You can see what I meant about the big windows. It was the smaller ones at the sides that we used to open to let the dogs in and out – on the right as you look at the dining room and the left as you look at the drawing room, which is the room on the right-hand side of the house. In between was the study, one wall lined with the bookshelves that are now on my own study walls, filled with the same books, mostly, that I have not been able to dispose of as yet. The yellow door was never used and the passageway leading through it to the hall was used as a junk room.

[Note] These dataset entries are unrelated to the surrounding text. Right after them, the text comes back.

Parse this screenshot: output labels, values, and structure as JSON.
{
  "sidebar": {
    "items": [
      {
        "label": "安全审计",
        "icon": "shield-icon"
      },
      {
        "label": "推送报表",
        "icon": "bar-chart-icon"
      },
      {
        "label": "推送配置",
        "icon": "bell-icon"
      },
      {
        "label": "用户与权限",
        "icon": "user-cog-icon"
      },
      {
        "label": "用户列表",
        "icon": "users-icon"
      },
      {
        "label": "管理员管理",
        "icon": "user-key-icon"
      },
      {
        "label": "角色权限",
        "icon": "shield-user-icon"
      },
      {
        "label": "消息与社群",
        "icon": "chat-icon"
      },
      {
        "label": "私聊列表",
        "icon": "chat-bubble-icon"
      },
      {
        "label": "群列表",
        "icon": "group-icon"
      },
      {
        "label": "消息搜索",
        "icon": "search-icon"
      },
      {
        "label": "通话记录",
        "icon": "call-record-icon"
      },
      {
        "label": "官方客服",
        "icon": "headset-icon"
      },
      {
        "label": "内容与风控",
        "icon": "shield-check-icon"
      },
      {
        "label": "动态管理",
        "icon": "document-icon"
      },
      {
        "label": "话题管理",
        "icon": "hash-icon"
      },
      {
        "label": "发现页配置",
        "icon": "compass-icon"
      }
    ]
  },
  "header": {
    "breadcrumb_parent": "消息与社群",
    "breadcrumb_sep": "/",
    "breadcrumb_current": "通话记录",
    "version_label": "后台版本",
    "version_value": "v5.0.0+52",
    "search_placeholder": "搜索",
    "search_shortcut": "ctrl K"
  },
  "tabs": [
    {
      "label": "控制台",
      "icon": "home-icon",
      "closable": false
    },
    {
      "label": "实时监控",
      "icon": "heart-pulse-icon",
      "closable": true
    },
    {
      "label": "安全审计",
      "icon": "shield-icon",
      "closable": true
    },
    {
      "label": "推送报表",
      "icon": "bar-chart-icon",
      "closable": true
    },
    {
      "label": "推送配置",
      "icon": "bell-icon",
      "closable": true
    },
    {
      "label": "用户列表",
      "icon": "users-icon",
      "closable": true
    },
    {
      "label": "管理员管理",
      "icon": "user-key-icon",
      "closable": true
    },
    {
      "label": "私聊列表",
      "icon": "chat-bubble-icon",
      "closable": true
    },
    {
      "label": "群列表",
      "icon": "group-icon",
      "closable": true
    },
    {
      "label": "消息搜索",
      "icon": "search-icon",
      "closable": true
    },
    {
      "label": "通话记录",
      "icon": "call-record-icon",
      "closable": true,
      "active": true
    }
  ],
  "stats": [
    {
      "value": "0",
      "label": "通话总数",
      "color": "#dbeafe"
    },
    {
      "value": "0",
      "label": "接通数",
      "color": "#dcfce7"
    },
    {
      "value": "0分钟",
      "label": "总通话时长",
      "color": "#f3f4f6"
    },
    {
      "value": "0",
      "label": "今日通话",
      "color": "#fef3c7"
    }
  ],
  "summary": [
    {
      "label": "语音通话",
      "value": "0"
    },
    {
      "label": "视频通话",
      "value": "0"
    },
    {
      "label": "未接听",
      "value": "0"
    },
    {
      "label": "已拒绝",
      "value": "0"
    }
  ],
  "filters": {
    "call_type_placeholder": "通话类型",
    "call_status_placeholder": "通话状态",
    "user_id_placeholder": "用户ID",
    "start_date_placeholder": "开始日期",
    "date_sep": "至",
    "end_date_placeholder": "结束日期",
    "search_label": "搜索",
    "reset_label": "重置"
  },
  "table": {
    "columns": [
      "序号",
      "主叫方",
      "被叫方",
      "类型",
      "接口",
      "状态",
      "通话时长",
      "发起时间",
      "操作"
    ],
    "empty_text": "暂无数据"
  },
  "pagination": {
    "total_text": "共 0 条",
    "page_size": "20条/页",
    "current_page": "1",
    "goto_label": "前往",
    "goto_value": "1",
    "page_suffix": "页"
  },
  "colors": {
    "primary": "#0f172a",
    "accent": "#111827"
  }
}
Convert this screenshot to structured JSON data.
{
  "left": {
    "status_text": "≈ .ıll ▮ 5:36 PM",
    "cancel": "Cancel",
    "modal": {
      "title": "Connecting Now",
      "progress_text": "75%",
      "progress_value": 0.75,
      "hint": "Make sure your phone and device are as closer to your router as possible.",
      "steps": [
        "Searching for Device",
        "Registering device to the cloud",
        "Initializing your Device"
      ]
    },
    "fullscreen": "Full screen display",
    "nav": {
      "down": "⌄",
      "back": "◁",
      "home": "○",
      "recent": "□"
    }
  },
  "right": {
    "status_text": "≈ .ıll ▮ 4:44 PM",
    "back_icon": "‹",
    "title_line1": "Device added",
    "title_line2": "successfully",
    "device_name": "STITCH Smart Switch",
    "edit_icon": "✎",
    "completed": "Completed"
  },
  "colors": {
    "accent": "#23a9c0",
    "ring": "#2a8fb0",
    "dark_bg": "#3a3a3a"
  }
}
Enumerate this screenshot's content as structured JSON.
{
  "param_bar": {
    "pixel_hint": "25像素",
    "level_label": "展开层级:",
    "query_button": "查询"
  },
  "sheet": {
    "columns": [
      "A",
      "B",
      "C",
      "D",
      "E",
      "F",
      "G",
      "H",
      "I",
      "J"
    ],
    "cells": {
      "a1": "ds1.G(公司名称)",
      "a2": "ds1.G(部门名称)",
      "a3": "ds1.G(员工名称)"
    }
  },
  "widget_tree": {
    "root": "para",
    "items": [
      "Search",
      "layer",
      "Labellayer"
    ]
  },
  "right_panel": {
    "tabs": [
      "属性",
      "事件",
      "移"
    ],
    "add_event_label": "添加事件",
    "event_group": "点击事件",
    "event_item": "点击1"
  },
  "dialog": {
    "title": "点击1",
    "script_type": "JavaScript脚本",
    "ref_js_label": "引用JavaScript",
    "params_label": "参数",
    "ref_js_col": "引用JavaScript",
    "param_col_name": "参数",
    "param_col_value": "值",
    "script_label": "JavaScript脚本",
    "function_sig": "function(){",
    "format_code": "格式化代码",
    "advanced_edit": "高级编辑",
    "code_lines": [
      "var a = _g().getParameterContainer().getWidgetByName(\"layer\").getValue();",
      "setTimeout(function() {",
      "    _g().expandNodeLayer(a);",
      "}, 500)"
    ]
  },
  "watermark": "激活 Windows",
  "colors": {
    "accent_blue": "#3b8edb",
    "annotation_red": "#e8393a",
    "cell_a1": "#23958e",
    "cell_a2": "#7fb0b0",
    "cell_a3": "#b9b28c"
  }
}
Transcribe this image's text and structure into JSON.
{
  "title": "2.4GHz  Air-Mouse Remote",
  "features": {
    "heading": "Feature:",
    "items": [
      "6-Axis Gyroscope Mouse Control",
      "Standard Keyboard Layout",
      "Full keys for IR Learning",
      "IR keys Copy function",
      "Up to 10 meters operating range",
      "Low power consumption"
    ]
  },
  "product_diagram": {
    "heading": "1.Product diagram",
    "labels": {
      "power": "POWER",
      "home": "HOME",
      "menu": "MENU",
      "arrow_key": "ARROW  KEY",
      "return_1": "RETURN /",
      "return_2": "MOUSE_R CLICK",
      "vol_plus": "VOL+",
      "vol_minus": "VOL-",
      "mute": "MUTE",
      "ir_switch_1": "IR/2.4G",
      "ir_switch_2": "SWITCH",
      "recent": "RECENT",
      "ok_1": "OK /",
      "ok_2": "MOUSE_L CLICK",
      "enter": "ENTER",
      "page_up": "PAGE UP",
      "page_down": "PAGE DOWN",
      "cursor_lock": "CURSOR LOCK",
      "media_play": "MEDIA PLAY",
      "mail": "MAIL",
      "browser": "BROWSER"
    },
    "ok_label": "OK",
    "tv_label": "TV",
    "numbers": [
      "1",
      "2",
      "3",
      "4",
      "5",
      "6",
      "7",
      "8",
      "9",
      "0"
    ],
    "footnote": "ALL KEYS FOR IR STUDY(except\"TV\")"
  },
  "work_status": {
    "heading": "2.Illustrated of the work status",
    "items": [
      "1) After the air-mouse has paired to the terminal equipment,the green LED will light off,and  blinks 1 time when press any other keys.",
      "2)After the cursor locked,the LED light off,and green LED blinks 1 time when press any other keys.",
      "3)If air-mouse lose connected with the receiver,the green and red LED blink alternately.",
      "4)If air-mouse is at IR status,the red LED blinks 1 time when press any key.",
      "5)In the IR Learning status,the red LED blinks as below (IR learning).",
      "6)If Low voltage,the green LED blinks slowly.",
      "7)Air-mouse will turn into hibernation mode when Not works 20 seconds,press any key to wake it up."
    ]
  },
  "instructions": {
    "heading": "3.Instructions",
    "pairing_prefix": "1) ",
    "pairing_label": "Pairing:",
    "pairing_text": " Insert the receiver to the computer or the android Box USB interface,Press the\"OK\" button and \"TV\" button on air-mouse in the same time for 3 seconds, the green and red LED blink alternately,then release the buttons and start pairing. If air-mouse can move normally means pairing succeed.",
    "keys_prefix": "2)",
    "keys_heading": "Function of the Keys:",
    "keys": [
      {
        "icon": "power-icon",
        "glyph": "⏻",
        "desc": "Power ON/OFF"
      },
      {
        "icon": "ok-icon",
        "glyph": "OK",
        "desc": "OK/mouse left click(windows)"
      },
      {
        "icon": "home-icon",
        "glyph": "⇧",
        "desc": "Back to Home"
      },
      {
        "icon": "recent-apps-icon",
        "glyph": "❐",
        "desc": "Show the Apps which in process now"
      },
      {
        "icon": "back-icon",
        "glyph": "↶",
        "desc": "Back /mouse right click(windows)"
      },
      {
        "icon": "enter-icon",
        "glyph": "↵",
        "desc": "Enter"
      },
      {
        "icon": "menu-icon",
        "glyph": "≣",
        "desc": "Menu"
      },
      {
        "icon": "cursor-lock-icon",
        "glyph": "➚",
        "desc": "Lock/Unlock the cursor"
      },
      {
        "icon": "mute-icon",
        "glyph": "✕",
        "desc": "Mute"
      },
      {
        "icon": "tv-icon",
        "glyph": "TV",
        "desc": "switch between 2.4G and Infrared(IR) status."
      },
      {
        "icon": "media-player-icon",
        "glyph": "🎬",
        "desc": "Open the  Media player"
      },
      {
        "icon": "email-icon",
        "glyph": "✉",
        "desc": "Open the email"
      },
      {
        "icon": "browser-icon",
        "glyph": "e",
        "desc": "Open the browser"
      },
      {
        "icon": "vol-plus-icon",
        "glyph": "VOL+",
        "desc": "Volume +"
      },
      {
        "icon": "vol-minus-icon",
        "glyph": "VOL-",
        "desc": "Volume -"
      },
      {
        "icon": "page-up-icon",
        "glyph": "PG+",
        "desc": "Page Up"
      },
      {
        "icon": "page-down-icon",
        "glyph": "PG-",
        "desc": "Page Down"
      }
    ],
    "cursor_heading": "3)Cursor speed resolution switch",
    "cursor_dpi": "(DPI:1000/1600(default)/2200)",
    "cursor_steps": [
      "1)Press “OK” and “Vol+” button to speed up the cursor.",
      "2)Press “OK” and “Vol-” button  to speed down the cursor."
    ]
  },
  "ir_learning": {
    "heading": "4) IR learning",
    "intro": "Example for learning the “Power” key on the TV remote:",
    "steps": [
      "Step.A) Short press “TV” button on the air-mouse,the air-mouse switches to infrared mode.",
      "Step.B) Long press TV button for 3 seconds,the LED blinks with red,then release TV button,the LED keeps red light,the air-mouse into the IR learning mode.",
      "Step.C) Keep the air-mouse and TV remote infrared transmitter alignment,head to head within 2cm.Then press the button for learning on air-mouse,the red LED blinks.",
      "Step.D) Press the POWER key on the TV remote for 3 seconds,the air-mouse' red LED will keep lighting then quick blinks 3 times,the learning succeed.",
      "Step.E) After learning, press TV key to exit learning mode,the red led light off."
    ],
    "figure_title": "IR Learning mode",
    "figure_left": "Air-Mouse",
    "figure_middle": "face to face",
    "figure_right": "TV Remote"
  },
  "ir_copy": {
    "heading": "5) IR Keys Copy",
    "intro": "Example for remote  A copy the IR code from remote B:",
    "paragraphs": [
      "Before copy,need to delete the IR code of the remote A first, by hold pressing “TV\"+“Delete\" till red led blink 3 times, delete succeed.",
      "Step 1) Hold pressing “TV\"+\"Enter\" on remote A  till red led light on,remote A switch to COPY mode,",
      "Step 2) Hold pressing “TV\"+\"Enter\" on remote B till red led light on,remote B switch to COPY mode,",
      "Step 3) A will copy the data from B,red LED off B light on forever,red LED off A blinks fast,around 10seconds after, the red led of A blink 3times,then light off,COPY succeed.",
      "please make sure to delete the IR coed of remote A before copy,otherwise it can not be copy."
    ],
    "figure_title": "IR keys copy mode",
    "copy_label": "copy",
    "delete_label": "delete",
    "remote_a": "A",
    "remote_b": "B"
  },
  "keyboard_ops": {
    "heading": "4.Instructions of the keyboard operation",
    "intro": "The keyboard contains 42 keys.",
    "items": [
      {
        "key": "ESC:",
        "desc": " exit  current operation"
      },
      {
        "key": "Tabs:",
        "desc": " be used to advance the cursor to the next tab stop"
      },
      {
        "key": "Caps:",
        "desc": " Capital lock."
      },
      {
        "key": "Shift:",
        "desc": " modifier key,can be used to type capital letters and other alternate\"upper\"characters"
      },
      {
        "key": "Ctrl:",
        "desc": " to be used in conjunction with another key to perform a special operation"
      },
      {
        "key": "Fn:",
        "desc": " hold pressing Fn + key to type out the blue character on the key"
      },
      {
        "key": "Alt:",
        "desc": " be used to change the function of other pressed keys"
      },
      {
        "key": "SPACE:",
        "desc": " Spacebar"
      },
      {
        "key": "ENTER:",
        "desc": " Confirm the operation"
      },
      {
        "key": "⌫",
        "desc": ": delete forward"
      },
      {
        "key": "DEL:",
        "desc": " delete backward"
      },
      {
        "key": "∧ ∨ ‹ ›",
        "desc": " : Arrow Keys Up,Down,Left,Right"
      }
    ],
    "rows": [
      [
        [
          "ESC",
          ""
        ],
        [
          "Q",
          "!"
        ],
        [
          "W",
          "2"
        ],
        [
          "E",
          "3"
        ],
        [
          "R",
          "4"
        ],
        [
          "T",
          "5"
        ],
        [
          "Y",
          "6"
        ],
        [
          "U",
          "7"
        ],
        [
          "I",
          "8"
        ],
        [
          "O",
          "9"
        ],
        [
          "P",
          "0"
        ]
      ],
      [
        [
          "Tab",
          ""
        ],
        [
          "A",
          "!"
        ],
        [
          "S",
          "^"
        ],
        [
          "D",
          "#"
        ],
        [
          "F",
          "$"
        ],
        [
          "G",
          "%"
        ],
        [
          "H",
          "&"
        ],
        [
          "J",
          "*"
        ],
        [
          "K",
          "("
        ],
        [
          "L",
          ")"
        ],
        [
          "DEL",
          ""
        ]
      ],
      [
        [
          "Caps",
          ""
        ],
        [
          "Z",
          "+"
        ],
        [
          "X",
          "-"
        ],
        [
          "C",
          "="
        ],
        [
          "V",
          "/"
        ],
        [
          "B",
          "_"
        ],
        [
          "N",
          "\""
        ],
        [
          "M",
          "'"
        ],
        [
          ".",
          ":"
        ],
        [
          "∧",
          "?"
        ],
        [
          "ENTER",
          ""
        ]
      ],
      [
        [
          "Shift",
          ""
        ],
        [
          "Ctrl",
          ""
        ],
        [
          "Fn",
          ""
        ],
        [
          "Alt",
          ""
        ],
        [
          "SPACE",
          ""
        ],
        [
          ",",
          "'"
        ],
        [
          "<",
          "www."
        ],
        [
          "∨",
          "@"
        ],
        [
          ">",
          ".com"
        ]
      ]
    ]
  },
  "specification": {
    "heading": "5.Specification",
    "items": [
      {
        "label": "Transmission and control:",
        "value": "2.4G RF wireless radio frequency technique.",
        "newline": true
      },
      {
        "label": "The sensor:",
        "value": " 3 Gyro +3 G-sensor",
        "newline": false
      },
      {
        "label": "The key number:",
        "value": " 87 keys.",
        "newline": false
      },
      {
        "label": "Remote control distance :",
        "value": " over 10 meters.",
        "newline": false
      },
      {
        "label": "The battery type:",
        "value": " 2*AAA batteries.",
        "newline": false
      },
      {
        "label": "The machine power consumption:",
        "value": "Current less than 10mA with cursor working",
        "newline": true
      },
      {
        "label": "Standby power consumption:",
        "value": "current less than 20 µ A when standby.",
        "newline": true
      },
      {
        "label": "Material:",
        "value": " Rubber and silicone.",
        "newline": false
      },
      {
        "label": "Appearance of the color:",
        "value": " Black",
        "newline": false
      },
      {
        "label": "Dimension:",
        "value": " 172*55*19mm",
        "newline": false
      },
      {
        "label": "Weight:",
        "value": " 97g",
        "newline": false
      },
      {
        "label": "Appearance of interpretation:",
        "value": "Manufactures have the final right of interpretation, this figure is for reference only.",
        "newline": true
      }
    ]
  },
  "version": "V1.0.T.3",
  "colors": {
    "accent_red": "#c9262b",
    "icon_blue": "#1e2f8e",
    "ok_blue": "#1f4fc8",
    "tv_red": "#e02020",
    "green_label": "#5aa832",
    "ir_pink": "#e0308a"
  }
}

The room above the drawing room was my parents’ bedroom, with en suite bathroom and dressing room above the study. There was another bathroom but only guests used that, we all used our parents’ bathroom. You see the window sticking out on the first floor on the right? It’s not an open window, there was a triangular window seat and two windows at 60º angles. This was ideal for the dogs to keep an eye on things and it was normal for one of them to be there on guard duty when we were out and at night. My mother used to say that sometimes, awake at night, she could hear the watch change.
My parents had a four poster bed and we all – well, that is, the dogs and I – got on to it by taking a running jump. I also used to swing on the end posts. My mother would try to stop me, telling me how old the bed was but Z-logic thought that was quite silly. Obviously, if it had lasted all these years being swung on it must be quite strong enough to carry on doing so. Underneath the bed was the Club. I’m not sure if the girls ever went in there, but it was mainly a gentlemen’s club and Simon and Huck hung out there. I joined them sometimes, of course, and was made welcome.
When we were children, the room above was our bedroom, mine and Wink’s. There were three bedrooms, a landing and a big attic on that floor. Much of the attic, quite half of it, was occupied by four big water tanks. We were not on mains water, there was a deep artesian well in the kitchen garden and water was pumped up twice a day into the tanks. I’ve a feeling they each held 250 gallons – er, can anyone work that out? How much room does 250 gallons take up? Times 4, that is. It was lovely water, completely pure without chlorination and the well never ran dry and the pipes never froze. In the incredibly long, cold winter of 1963 the mains supply failed and people had to fetch water from a standpipe in the village. Or they could come to us, we had plenty.
There was a dog bed in the house. It was kept in the gun room. I’ve no idea how keen my grandfather was on shooting, all I ever heard about is his Purdey shotgun, inherited by my father who never used it, nor did my mother or the Sage who now owns it. It would have to be adapted if the Sage did use it (Granddad was right-handed and left-eyed) but, although a crack shot, he prefers rifle shooting at targets. He doesn’t kill for sport. My father was a rotten shot anyway and wasn’t allowed to be a soldier in the war. He was sent to join the medical corps. Anyway, the gun room was lined with cupboards and shelves, mostly filled with books, and at the end was a desk with the telephone on and in front of that was the dog bed. So when you used the phone you stood in the dog bed. And because of the way my mother always picked up the receiver and turned it when she put it down again, the lead became kinked tighter and tighter until it could hardly be put down, so once in a while someone would go and pick it up and hold the lead while the receiver spun round and round to unravel.
The dogs slept in the bedrooms of course. As I said, one of them was normally in the window keeping an eye on things, one or two might be in the Club or they might be on the bed. Wink and I didn’t have dogs sleep in our room when we were children but later, when she went off to college, I had my own smaller room and then at least one dog slept with me. I moved into a different room, still on the top floor, in my mid-teens and then had a double bed and then three dogs slept on it with me, Jess, Susie and Cleo. Although it was a double bed, I never had a lot of room to myself because the dogs liked to snuggle up and one of them usually stretched out across the bed so that I couldn’t stretch out myself and slept with knees bent.
I said I couldn’t describe it without pictures and so I can’t. But you’ve got over a thousand words-worth all the same. I haven’t touched the surface, of course. I wish I had pictures.